▶ [THE TASK] Lines holding the string "JSON" are the ones to copy from this listing.

▶ [SOURCE DATA]
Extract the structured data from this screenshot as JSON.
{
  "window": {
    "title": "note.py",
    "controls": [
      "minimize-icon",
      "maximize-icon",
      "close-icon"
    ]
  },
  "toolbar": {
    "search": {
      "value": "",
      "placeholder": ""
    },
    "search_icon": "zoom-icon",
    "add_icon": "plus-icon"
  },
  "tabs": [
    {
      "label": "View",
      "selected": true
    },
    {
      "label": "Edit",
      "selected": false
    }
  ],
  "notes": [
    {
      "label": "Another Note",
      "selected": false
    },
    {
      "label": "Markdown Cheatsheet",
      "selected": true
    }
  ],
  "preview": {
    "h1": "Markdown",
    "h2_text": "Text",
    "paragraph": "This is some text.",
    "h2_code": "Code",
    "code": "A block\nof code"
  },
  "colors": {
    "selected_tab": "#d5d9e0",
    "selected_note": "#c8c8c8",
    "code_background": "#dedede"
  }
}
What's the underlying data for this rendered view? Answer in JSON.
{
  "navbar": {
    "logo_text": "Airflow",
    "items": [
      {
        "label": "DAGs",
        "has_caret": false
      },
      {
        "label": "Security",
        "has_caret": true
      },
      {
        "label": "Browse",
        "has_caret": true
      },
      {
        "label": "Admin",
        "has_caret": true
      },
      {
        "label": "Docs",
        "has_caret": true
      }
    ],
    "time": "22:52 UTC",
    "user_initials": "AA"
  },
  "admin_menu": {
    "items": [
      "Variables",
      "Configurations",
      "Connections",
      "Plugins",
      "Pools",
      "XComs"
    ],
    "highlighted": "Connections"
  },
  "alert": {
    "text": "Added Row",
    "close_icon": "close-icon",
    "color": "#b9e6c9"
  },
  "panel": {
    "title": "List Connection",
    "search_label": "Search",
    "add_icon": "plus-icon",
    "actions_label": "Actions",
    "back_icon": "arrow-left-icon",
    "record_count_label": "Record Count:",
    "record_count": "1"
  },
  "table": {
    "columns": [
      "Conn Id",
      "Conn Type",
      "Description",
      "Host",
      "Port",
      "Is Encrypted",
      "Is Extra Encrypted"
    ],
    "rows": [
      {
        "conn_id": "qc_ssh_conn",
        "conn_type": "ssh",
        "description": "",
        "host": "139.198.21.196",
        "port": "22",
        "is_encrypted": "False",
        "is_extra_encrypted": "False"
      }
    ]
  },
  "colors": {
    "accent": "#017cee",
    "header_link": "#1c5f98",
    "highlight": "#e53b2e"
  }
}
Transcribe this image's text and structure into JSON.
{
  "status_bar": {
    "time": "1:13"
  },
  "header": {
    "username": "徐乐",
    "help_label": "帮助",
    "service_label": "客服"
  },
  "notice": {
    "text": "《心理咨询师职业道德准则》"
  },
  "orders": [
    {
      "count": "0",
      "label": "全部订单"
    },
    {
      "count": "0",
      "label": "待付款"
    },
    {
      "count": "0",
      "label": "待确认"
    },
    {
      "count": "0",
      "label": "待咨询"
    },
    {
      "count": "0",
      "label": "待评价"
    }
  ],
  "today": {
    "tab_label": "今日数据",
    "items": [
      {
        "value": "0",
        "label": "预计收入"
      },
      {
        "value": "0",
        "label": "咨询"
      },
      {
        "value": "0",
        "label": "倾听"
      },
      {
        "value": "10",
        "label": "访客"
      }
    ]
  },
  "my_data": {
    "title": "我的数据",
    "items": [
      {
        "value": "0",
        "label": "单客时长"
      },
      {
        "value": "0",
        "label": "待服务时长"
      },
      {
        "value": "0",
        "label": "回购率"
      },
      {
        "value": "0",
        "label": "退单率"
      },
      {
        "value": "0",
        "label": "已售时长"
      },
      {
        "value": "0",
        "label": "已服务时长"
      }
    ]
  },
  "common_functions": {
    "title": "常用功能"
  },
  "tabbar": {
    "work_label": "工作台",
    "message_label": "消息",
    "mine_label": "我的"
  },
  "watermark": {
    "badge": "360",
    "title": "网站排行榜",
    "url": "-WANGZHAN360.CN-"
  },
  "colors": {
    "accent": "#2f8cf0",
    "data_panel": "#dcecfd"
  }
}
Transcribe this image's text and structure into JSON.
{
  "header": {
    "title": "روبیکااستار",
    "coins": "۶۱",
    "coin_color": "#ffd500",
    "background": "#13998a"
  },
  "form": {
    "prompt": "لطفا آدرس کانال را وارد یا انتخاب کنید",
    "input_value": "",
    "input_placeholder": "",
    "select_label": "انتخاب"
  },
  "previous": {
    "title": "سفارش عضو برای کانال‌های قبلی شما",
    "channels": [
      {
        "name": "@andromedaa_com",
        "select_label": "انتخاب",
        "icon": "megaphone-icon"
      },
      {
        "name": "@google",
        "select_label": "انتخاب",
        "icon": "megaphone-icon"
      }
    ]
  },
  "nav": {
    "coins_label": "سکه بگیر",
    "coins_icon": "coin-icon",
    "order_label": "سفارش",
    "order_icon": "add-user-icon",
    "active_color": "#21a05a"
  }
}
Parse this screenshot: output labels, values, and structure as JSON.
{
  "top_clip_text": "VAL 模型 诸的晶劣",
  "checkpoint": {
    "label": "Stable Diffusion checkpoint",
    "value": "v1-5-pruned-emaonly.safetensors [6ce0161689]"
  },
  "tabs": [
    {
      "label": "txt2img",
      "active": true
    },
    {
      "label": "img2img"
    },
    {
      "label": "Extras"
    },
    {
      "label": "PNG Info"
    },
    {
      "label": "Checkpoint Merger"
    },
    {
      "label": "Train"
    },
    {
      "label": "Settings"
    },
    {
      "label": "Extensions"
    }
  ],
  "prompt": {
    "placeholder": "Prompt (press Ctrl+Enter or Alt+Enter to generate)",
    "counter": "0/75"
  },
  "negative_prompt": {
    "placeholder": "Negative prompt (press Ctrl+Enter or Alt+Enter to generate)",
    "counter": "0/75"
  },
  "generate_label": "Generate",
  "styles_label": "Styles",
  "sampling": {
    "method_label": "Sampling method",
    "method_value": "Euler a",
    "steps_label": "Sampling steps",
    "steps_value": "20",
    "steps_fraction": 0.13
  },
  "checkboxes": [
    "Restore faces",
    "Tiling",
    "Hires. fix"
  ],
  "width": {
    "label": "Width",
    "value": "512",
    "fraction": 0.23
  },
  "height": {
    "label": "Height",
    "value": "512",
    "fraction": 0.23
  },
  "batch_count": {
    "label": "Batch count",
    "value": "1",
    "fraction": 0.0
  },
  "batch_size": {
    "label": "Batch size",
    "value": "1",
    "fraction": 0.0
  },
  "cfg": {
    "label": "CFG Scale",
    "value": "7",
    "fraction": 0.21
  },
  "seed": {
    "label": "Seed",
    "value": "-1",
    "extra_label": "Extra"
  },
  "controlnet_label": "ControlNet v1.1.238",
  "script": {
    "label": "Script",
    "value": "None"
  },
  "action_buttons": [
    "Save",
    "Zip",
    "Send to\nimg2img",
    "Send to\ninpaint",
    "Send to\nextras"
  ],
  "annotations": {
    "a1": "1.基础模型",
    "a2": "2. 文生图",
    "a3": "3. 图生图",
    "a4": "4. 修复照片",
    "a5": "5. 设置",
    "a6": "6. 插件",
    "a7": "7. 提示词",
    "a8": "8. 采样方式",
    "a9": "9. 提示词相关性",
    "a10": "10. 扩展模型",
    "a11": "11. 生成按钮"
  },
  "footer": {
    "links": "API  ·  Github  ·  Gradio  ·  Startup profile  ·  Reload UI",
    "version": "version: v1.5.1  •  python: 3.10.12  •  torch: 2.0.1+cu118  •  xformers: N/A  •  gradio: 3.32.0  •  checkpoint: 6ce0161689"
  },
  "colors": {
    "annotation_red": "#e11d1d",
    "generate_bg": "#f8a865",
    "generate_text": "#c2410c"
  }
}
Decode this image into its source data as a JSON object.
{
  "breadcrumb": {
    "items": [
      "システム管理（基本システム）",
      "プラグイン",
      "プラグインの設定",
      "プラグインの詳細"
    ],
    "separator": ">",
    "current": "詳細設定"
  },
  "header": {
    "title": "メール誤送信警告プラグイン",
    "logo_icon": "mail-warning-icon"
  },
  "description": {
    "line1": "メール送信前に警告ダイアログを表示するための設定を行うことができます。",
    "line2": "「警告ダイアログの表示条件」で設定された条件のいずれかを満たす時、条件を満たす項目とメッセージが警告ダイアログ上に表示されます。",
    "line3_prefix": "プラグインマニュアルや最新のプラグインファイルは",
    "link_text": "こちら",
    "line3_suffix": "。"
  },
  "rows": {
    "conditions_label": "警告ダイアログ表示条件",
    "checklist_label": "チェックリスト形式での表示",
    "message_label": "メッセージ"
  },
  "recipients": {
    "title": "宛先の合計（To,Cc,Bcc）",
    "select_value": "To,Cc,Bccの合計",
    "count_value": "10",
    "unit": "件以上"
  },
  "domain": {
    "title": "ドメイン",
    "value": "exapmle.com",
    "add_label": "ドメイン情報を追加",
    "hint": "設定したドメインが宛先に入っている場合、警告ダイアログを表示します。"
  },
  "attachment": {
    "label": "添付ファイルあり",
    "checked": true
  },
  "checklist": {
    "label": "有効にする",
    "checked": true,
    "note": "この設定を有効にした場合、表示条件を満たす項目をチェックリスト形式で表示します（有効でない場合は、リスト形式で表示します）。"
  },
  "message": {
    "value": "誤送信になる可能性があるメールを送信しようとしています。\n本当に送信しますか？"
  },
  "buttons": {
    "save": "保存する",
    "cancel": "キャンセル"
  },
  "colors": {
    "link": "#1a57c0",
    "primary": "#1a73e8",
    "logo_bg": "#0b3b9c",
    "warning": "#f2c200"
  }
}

▶ [REPLY TO THE EXERCISE]
Extract the structured data from this screenshot as JSON.
What's the underlying data for this rendered view? Answer in JSON.
Transcribe this image's text and structure into JSON.
Transcribe this image's text and structure into JSON.
Parse this screenshot: output labels, values, and structure as JSON.
Decode this image into its source data as a JSON object.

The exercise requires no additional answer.